I found a draft of an essay I wrote a few years ago that still seems relevant… the essay never made it off my hard drive… until now and it is going to be a series of blog posts.
Epistemology is a branch of philosophy in which we consider the nature of knowledge.
- What is knowledge?
- What is the human role in defining it?
- How does it change?
These are all questions epistemologists consider. For educators, these are questions that need no attention; they are to be considered in graduate courses, perhaps the focus of a research paper, then promptly ignored as they distract form the practical work of teaching and learning. While educators may choose to ignore epistemology (and ignore it like it is a four-lettered word…one of those words that merits a trip to the office when used by a student), epistemology does have important implications for how teachers design learning experiences and how they give students feedback. Even if there are now principles of epistemology articulated in the design process, all learning activities can be interpreted as embodying epistemological assumptions.
Consider the certainty of knowledge; epistemologists differentiate approaches to teaching and learning based on the assumptions about our confidence that what we know is accurate and unchanging.
For some epistemologists (and teachers) knowledge is well-known and unchanging. While this may seem an untenable position in today’s landscape of rapidly changing information technology and scientific discovery, those who advocate this position will adopt a more broad view of knowledge.

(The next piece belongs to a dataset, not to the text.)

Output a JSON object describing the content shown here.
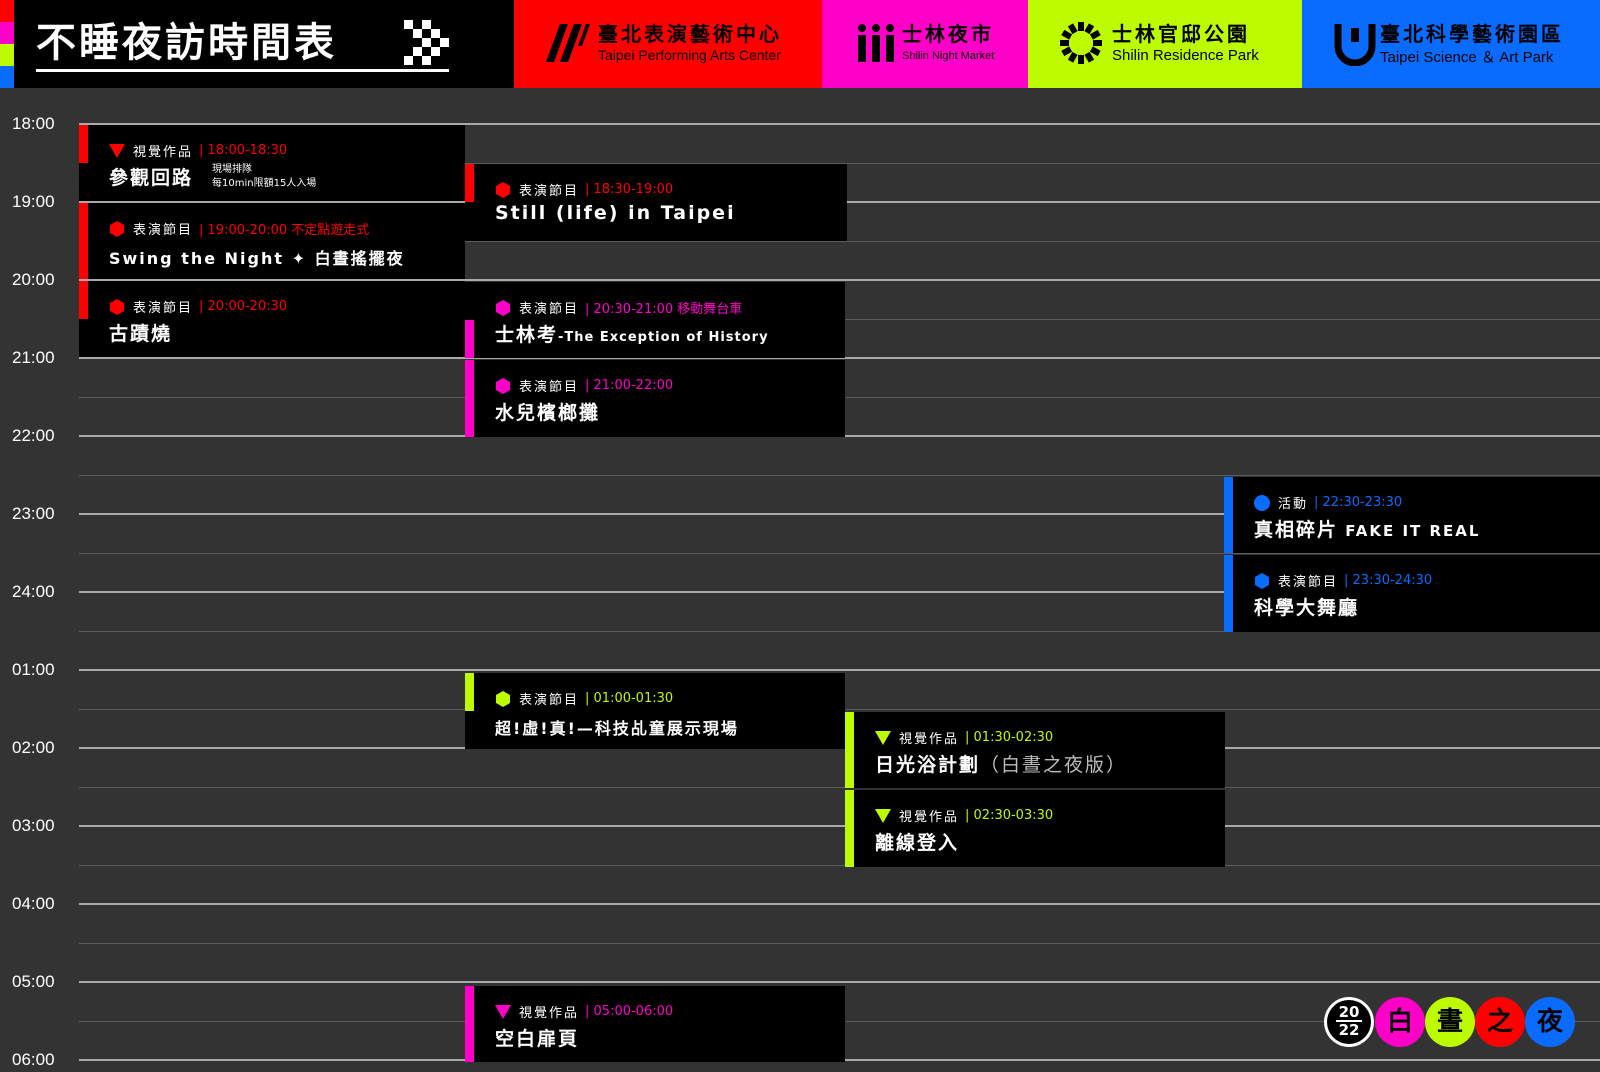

Those who hold that reading and writing and the ability to perform calculations are fundamental skills in which all other knowledge (and all future learning) is grounded. They may also hold certain ethical stances towards knowledge, information, and ideas are unchanging as well.

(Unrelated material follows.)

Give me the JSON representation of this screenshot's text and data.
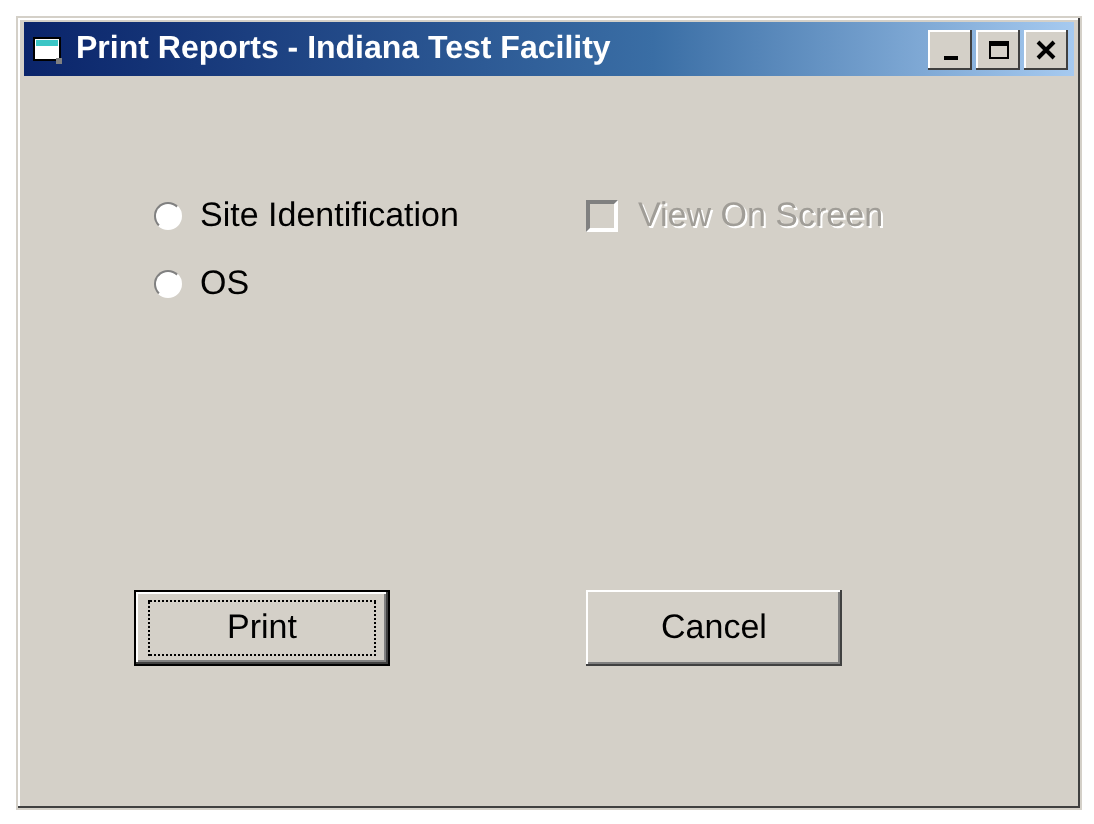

Those who hold the opposite epistemological assumptions hold that both the skills necessary for knowledge to be created and the stances towards information, artifacts, and ideas are dynamic. For me, this seems the more sophisticated stance and the one that leads to knowledge that is more responsive to the advancement of knowledge.
Consider the example of the mascots nicknames given to sports teams; in recent years there has been an increasing trend to replace those names and images that can be interpreted as racist or otherwise offensive. Those who see knowledge as fixed are likely to oppose (or at least be ambivalent) to those changes. They will claim the historic symbolism of these images and names is knowledge that must be conserved. Those who advocate the changes will claim our society has developed deeper and more sophisticated understanding and that the oppression associated with those names and images represents new (or t least more widely-recognized) societal knowledge that should be reflected in our language and symbols.

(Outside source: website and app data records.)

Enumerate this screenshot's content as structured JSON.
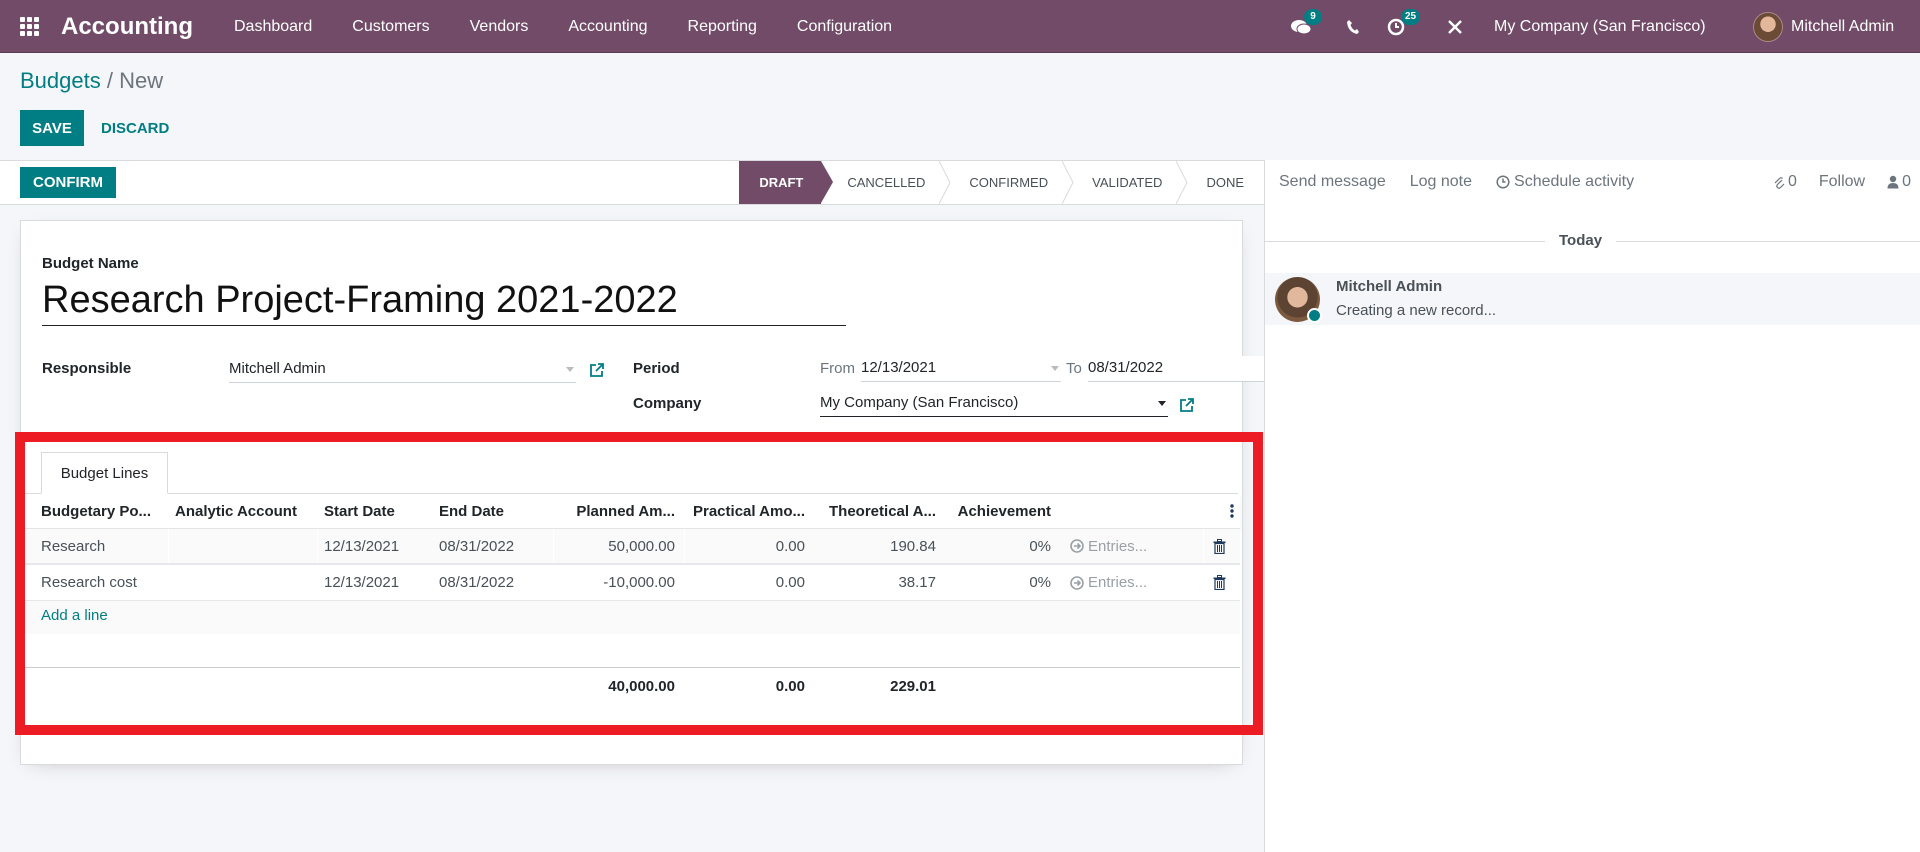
{
  "navbar": {
    "app_title": "Accounting",
    "menu": [
      "Dashboard",
      "Customers",
      "Vendors",
      "Accounting",
      "Reporting",
      "Configuration"
    ],
    "messages_count": "9",
    "activities_count": "25",
    "company": "My Company (San Francisco)",
    "user": "Mitchell Admin"
  },
  "breadcrumb": {
    "parent": "Budgets",
    "separator": "/",
    "current": "New"
  },
  "toolbar": {
    "save_label": "SAVE",
    "discard_label": "DISCARD"
  },
  "statusbar": {
    "confirm_label": "CONFIRM",
    "stages": [
      "DRAFT",
      "CANCELLED",
      "CONFIRMED",
      "VALIDATED",
      "DONE"
    ],
    "active_stage": "DRAFT"
  },
  "form": {
    "budget_name_label": "Budget Name",
    "budget_name": "Research Project-Framing 2021-2022",
    "responsible_label": "Responsible",
    "responsible": "Mitchell Admin",
    "period_label": "Period",
    "from_label": "From",
    "period_from": "12/13/2021",
    "to_label": "To",
    "period_to": "08/31/2022",
    "company_label": "Company",
    "company": "My Company (San Francisco)"
  },
  "budget_lines": {
    "tab_label": "Budget Lines",
    "columns": [
      "Budgetary Po...",
      "Analytic Account",
      "Start Date",
      "End Date",
      "Planned Am...",
      "Practical Amo...",
      "Theoretical A...",
      "Achievement"
    ],
    "rows": [
      {
        "budgetary_position": "Research",
        "analytic_account": "",
        "start_date": "12/13/2021",
        "end_date": "08/31/2022",
        "planned": "50,000.00",
        "practical": "0.00",
        "theoretical": "190.84",
        "achievement": "0%",
        "entries": "Entries..."
      },
      {
        "budgetary_position": "Research cost",
        "analytic_account": "",
        "start_date": "12/13/2021",
        "end_date": "08/31/2022",
        "planned": "-10,000.00",
        "practical": "0.00",
        "theoretical": "38.17",
        "achievement": "0%",
        "entries": "Entries..."
      }
    ],
    "add_line_label": "Add a line",
    "totals": {
      "planned": "40,000.00",
      "practical": "0.00",
      "theoretical": "229.01"
    }
  },
  "chatter": {
    "send_message": "Send message",
    "log_note": "Log note",
    "schedule_activity": "Schedule activity",
    "attachments_count": "0",
    "follow_label": "Follow",
    "followers_count": "0",
    "date_separator": "Today",
    "messages": [
      {
        "author": "Mitchell Admin",
        "body": "Creating a new record..."
      }
    ]
  },
  "colors": {
    "brand": "#714B67",
    "accent": "#017e84",
    "highlight_box": "#ed1c24"
  }
}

As the internet and web 2.0 tools (including social media) have put the ability to create, curate, and disseminate information into the hands of any person with modest resources and skill, the range of sources has expanded. Today, we have fiction, non-fiction, opinion, fiction presented as non-fiction, and purposely prepared fabrications in the information landscape and it is difficult to perceive the differences. Those who believe knowledge is changing will suggest being literate in this new information landscape requires the ability to differentiate kinds of information and that reading instruction should change to reflect that reality. Those who hold knowledge is fixed argue that the ability to understand text is sufficient and are likely to see teaching how to differentiate information as an unnecessary intrusion into one’s beliefs.